Recorded data: Begin

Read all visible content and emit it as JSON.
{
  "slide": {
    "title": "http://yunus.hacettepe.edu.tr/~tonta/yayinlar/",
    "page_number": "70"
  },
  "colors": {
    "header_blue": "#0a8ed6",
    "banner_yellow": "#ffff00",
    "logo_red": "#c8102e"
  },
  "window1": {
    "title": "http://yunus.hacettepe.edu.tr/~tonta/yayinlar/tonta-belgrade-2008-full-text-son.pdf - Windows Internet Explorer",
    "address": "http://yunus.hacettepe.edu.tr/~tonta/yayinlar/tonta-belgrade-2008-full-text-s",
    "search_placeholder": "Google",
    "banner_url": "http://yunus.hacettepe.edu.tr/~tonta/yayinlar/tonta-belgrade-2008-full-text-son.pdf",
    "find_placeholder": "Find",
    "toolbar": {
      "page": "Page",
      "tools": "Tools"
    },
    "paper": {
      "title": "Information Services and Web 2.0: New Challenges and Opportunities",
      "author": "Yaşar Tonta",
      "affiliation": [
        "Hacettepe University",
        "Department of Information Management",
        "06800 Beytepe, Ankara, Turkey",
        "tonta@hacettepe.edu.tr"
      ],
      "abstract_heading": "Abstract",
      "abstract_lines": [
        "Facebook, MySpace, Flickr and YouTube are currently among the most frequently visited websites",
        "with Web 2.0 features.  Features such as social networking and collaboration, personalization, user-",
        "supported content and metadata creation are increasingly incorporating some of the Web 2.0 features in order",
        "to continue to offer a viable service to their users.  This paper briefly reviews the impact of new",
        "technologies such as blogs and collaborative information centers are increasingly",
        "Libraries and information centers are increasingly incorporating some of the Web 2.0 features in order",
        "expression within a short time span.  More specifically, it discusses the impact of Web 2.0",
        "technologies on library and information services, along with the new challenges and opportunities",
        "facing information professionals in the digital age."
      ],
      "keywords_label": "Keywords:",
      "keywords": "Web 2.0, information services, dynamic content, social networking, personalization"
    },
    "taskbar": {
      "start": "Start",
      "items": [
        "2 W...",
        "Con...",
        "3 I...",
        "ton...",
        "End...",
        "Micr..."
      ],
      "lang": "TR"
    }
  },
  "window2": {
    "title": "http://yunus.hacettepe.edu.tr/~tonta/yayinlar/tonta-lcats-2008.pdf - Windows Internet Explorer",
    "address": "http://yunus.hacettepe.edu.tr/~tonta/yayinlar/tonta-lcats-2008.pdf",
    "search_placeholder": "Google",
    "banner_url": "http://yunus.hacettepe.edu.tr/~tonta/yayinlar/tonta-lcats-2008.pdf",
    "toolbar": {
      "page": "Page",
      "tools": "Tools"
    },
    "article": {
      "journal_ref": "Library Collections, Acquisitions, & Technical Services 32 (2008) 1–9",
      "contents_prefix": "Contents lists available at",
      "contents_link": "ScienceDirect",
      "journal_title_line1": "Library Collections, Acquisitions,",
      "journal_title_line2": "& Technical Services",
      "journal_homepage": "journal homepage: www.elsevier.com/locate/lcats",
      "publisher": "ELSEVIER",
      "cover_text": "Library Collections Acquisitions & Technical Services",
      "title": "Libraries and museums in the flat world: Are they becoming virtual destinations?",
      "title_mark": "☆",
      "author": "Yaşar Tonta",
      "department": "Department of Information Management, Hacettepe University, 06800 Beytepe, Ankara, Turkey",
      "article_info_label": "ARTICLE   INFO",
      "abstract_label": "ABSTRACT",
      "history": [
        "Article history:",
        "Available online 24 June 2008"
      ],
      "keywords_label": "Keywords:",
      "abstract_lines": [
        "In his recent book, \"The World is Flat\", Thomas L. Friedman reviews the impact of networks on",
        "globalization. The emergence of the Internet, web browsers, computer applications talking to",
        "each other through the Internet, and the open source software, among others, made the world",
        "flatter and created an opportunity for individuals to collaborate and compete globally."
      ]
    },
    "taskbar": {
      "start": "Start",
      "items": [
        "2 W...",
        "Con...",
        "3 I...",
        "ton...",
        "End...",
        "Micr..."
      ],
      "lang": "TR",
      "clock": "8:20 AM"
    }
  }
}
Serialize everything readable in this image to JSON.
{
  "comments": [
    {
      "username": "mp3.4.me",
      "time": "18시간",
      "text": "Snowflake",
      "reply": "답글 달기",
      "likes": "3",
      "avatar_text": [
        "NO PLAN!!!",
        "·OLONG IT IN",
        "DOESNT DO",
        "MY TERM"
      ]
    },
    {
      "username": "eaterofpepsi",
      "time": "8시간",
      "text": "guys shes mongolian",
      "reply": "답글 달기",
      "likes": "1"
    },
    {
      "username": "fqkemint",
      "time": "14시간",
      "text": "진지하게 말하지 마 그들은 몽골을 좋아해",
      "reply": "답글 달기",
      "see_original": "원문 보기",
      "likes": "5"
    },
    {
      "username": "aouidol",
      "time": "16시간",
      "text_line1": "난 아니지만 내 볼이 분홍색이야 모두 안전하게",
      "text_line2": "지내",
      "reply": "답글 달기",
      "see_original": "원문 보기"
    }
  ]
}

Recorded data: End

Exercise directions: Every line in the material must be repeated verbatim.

Solution for this problem:
Read all visible content and emit it as JSON.
{
  "slide": {
    "title": "http://yunus.hacettepe.edu.tr/~tonta/yayinlar/",
    "page_number": "70"
  },
  "colors": {
    "header_blue": "#0a8ed6",
    "banner_yellow": "#ffff00",
    "logo_red": "#c8102e"
  },
  "window1": {
    "title": "http://yunus.hacettepe.edu.tr/~tonta/yayinlar/tonta-belgrade-2008-full-text-son.pdf - Windows Internet Explorer",
    "address": "http://yunus.hacettepe.edu.tr/~tonta/yayinlar/tonta-belgrade-2008-full-text-s",
    "search_placeholder": "Google",
    "banner_url": "http://yunus.hacettepe.edu.tr/~tonta/yayinlar/tonta-belgrade-2008-full-text-son.pdf",
    "find_placeholder": "Find",
    "toolbar": {
      "page": "Page",
      "tools": "Tools"
    },
    "paper": {
      "title": "Information Services and Web 2.0: New Challenges and Opportunities",
      "author": "Yaşar Tonta",
      "affiliation": [
        "Hacettepe University",
        "Department of Information Management",
        "06800 Beytepe, Ankara, Turkey",
        "tonta@hacettepe.edu.tr"
      ],
      "abstract_heading": "Abstract",
      "abstract_lines": [
        "Facebook, MySpace, Flickr and YouTube are currently among the most frequently visited websites",
        "with Web 2.0 features.  Features such as social networking and collaboration, personalization, user-",
        "supported content and metadata creation are increasingly incorporating some of the Web 2.0 features in order",
        "to continue to offer a viable service to their users.  This paper briefly reviews the impact of new",
        "technologies such as blogs and collaborative information centers are increasingly",
        "Libraries and information centers are increasingly incorporating some of the Web 2.0 features in order",
        "expression within a short time span.  More specifically, it discusses the impact of Web 2.0",
        "technologies on library and information services, along with the new challenges and opportunities",
        "facing information professionals in the digital age."
      ],
      "keywords_label": "Keywords:",
      "keywords": "Web 2.0, information services, dynamic content, social networking, personalization"
    },
    "taskbar": {
      "start": "Start",
      "items": [
        "2 W...",
        "Con...",
        "3 I...",
        "ton...",
        "End...",
        "Micr..."
      ],
      "lang": "TR"
    }
  },
  "window2": {
    "title": "http://yunus.hacettepe.edu.tr/~tonta/yayinlar/tonta-lcats-2008.pdf - Windows Internet Explorer",
    "address": "http://yunus.hacettepe.edu.tr/~tonta/yayinlar/tonta-lcats-2008.pdf",
    "search_placeholder": "Google",
    "banner_url": "http://yunus.hacettepe.edu.tr/~tonta/yayinlar/tonta-lcats-2008.pdf",
    "toolbar": {
      "page": "Page",
      "tools": "Tools"
    },
    "article": {
      "journal_ref": "Library Collections, Acquisitions, & Technical Services 32 (2008) 1–9",
      "contents_prefix": "Contents lists available at",
      "contents_link": "ScienceDirect",
      "journal_title_line1": "Library Collections, Acquisitions,",
      "journal_title_line2": "& Technical Services",
      "journal_homepage": "journal homepage: www.elsevier.com/locate/lcats",
      "publisher": "ELSEVIER",
      "cover_text": "Library Collections Acquisitions & Technical Services",
      "title": "Libraries and museums in the flat world: Are they becoming virtual destinations?",
      "title_mark": "☆",
      "author": "Yaşar Tonta",
      "department": "Department of Information Management, Hacettepe University, 06800 Beytepe, Ankara, Turkey",
      "article_info_label": "ARTICLE   INFO",
      "abstract_label": "ABSTRACT",
      "history": [
        "Article history:",
        "Available online 24 June 2008"
      ],
      "keywords_label": "Keywords:",
      "abstract_lines": [
        "In his recent book, \"The World is Flat\", Thomas L. Friedman reviews the impact of networks on",
        "globalization. The emergence of the Internet, web browsers, computer applications talking to",
        "each other through the Internet, and the open source software, among others, made the world",
        "flatter and created an opportunity for individuals to collaborate and compete globally."
      ]
    },
    "taskbar": {
      "start": "Start",
      "items": [
        "2 W...",
        "Con...",
        "3 I...",
        "ton...",
        "End...",
        "Micr..."
      ],
      "lang": "TR",
      "clock": "8:20 AM"
    }
  }
}
Serialize everything readable in this image to JSON.
{
  "comments": [
    {
      "username": "mp3.4.me",
      "time": "18시간",
      "text": "Snowflake",
      "reply": "답글 달기",
      "likes": "3",
      "avatar_text": [
        "NO PLAN!!!",
        "·OLONG IT IN",
        "DOESNT DO",
        "MY TERM"
      ]
    },
    {
      "username": "eaterofpepsi",
      "time": "8시간",
      "text": "guys shes mongolian",
      "reply": "답글 달기",
      "likes": "1"
    },
    {
      "username": "fqkemint",
      "time": "14시간",
      "text": "진지하게 말하지 마 그들은 몽골을 좋아해",
      "reply": "답글 달기",
      "see_original": "원문 보기",
      "likes": "5"
    },
    {
      "username": "aouidol",
      "time": "16시간",
      "text_line1": "난 아니지만 내 볼이 분홍색이야 모두 안전하게",
      "text_line2": "지내",
      "reply": "답글 달기",
      "see_original": "원문 보기"
    }
  ]
}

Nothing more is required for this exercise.